Up close and personal with the founder of diversity consultancy Cultiv8 Solutions and board member of Town Hall Symphony Hall, Joel Blake
TELL US ABOUT YOURSELF
I’m Joel Blake OBE, board member of Town Hall Symphony Hall, multi-award winning businessman, founder of diversity consultancy Cultiv8 Solutions and growing business lead for Greater Birmingham & Solihull Local Enterprise Partnership (GBSLEP).
HOW DO YOU GET INTO TOWN?
I’m based at Baskerville House, so I commute in by train, which takes 20 minutes, or by car if I am travelling across the region for that day.
HOW’S THE COMMUTE?
By train it’s relatively easy. I don’t view e-mails until I get in, so I use this time to prepare for the day, either by listening to audio book or business/motivational videos. By car, again, I don’t listen to general radio. I’ll have some form of audio development CD on! It’s important to keep your mind clear and free from work first thing.
IS BRUM A GOOD PLACE TO WORK IN?
It’s the best. Just walking around you tend to bump into contacts, colleagues and even people who know me from Twitter who I’ve never met in person! The friendly and supportive vibe of the city makes it easier to do business – people cherish the opportunity to build relationships. But, as a city, we do need to balance that with more inclusive support to ensure we engage and include those who feel marginalised and not a part of the ‘city centre’.
I’m a bit of a ‘rebel in a suit’, so one day you might find me in Starbucks, another in one of our fabulous independents like 200 Degrees, or just inviting people to the office and making them a cuppa myself! I’m a peppermint or green tea kinda guy for future reference…

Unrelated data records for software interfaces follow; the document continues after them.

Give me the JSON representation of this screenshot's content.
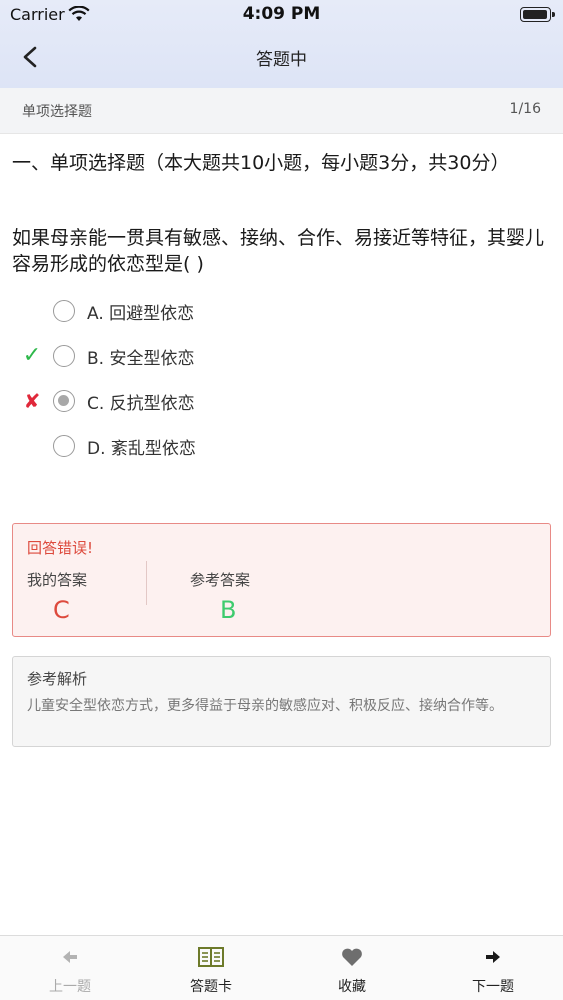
{
  "status_bar": {
    "carrier": "Carrier",
    "time": "4:09 PM"
  },
  "nav": {
    "title": "答题中"
  },
  "section": {
    "label": "单项选择题",
    "progress": "1/16"
  },
  "question": {
    "title": "一、单项选择题（本大题共10小题，每小题3分，共30分）",
    "stem": "如果母亲能一贯具有敏感、接纳、合作、易接近等特征，其婴儿容易形成的依恋型是(    )",
    "options": [
      {
        "label": "A. 回避型依恋",
        "mark": "",
        "selected": false
      },
      {
        "label": "B. 安全型依恋",
        "mark": "✓",
        "selected": false
      },
      {
        "label": "C. 反抗型依恋",
        "mark": "✘",
        "selected": true
      },
      {
        "label": "D. 紊乱型依恋",
        "mark": "",
        "selected": false
      }
    ]
  },
  "result": {
    "title": "回答错误!",
    "my_answer_label": "我的答案",
    "my_answer": "C",
    "reference_label": "参考答案",
    "reference_answer": "B",
    "colors": {
      "wrong": "#dd4a3d",
      "right": "#3ecb6e"
    }
  },
  "analysis": {
    "title": "参考解析",
    "text": "儿童安全型依恋方式，更多得益于母亲的敏感应对、积极反应、接纳合作等。"
  },
  "tabs": [
    {
      "label": "上一题",
      "icon": "arrow-left-icon",
      "disabled": true
    },
    {
      "label": "答题卡",
      "icon": "answer-card-icon",
      "disabled": false
    },
    {
      "label": "收藏",
      "icon": "heart-icon",
      "disabled": false
    },
    {
      "label": "下一题",
      "icon": "arrow-right-icon",
      "disabled": false
    }
  ]
}
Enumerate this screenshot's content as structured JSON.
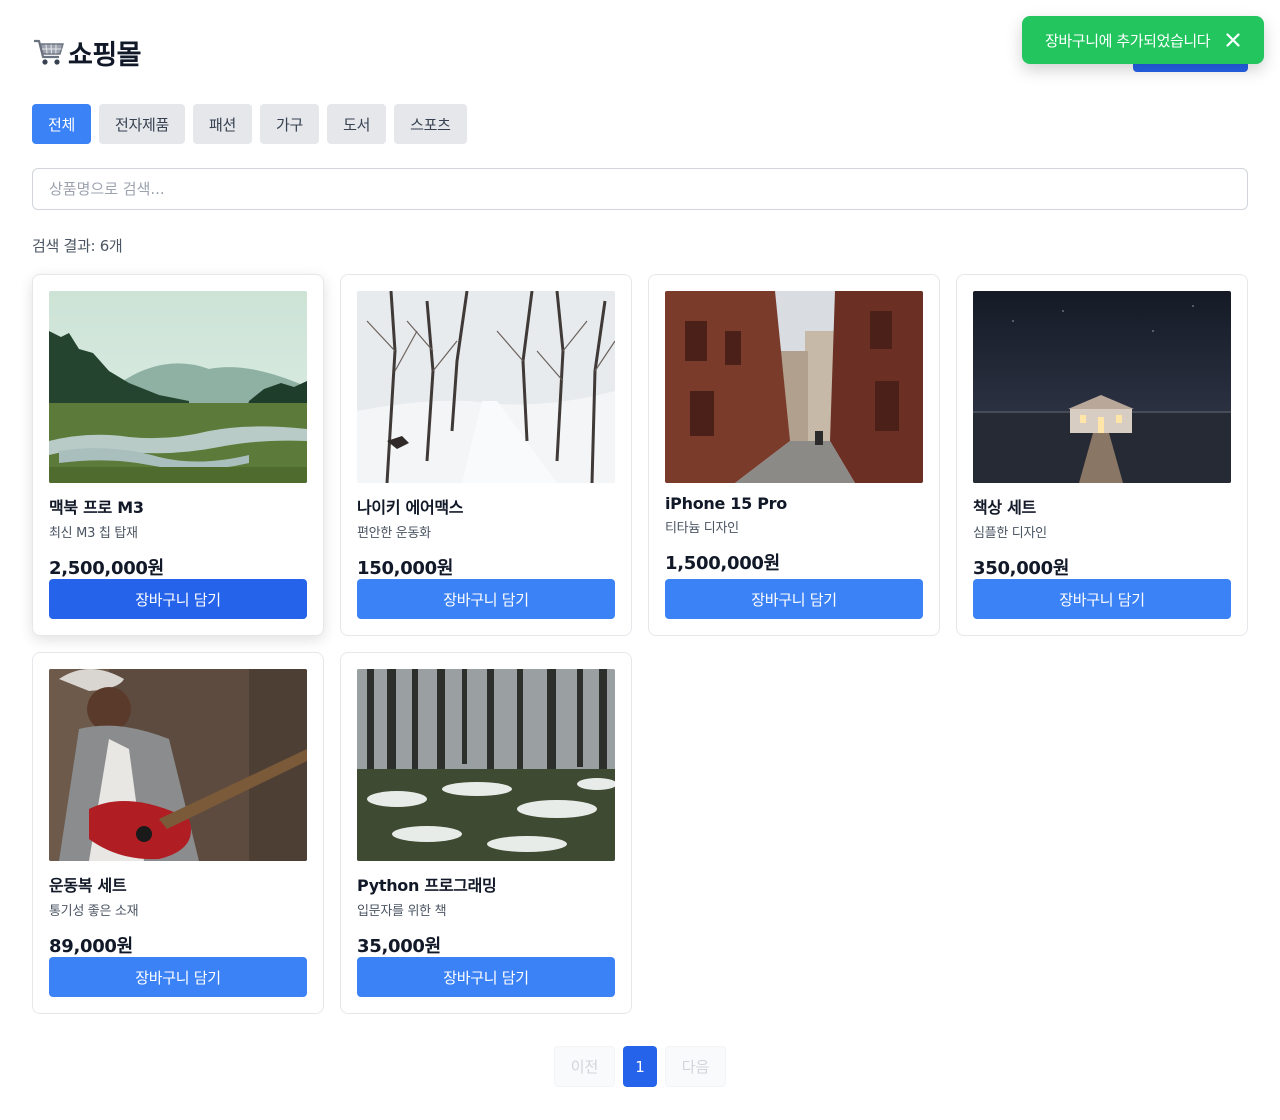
{
  "header": {
    "title": "쇼핑몰",
    "cart_icon": "shopping-cart-icon"
  },
  "toast": {
    "message": "장바구니에 추가되었습니다",
    "close_icon": "close-icon",
    "color": "#22c55e"
  },
  "tabs": [
    {
      "label": "전체",
      "active": true
    },
    {
      "label": "전자제품",
      "active": false
    },
    {
      "label": "패션",
      "active": false
    },
    {
      "label": "가구",
      "active": false
    },
    {
      "label": "도서",
      "active": false
    },
    {
      "label": "스포츠",
      "active": false
    }
  ],
  "search": {
    "placeholder": "상품명으로 검색...",
    "value": ""
  },
  "results": {
    "label": "검색 결과: 6개"
  },
  "products": [
    {
      "name": "맥북 프로 M3",
      "description": "최신 M3 칩 탑재",
      "price": "2,500,000원",
      "button": "장바구니 담기",
      "image": "mountain-lake-landscape"
    },
    {
      "name": "나이키 에어맥스",
      "description": "편안한 운동화",
      "price": "150,000원",
      "button": "장바구니 담기",
      "image": "snowy-tree-road"
    },
    {
      "name": "iPhone 15 Pro",
      "description": "티타늄 디자인",
      "price": "1,500,000원",
      "button": "장바구니 담기",
      "image": "brick-alley-street"
    },
    {
      "name": "책상 세트",
      "description": "심플한 디자인",
      "price": "350,000원",
      "button": "장바구니 담기",
      "image": "boathouse-night"
    },
    {
      "name": "운동복 세트",
      "description": "통기성 좋은 소재",
      "price": "89,000원",
      "button": "장바구니 담기",
      "image": "woman-playing-guitar"
    },
    {
      "name": "Python 프로그래밍",
      "description": "입문자를 위한 책",
      "price": "35,000원",
      "button": "장바구니 담기",
      "image": "snowy-forest"
    }
  ],
  "pagination": {
    "prev": "이전",
    "current": "1",
    "next": "다음"
  },
  "colors": {
    "primary": "#3b82f6",
    "primary_dark": "#2563eb",
    "success": "#22c55e"
  }
}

It depends who I’m meeting and why. For something more professional, I may have lunch in Primitivo in the heart of Colmore BID, or for something more senior it may be Cielo or even Opus. But knowing me, I might even take them to an inner city spot for a bit of cultural experience – jerk chicken and Guinness punch over a chicken caesar salad and a glass of vino… no contest!
I tend to find peace where I can, but you can’t beat a stroll along one of our many canals.
WHERE’S YOUR FAVOURITE PART OF THE CITY?
Pigeon Park (if you know, you know), the eclectic mix of people reminds you of the diversity, the opportunity, but also the reality of Birmingham. It makes you reflect on what your own contribution to the city is and why. We have come so far as a city yet have so much to do for ALL our citizens
Pitcher and Piano for a brandy and apple juice, one ice cube.
HOW CAN THE CITY BE MADE BETTER?
We need to have a more honest conversation on what it means to be an inclusive city and how we leave a legacy that future generations are both proud of and are empowered to evolve. Often, we have the same conversations that do not manifest into impact and I’m fed up of the talk. Birmingham is not just the city centre and the richness of diversity that we have ought to be something we celebrate and leverage, for the benefit of all.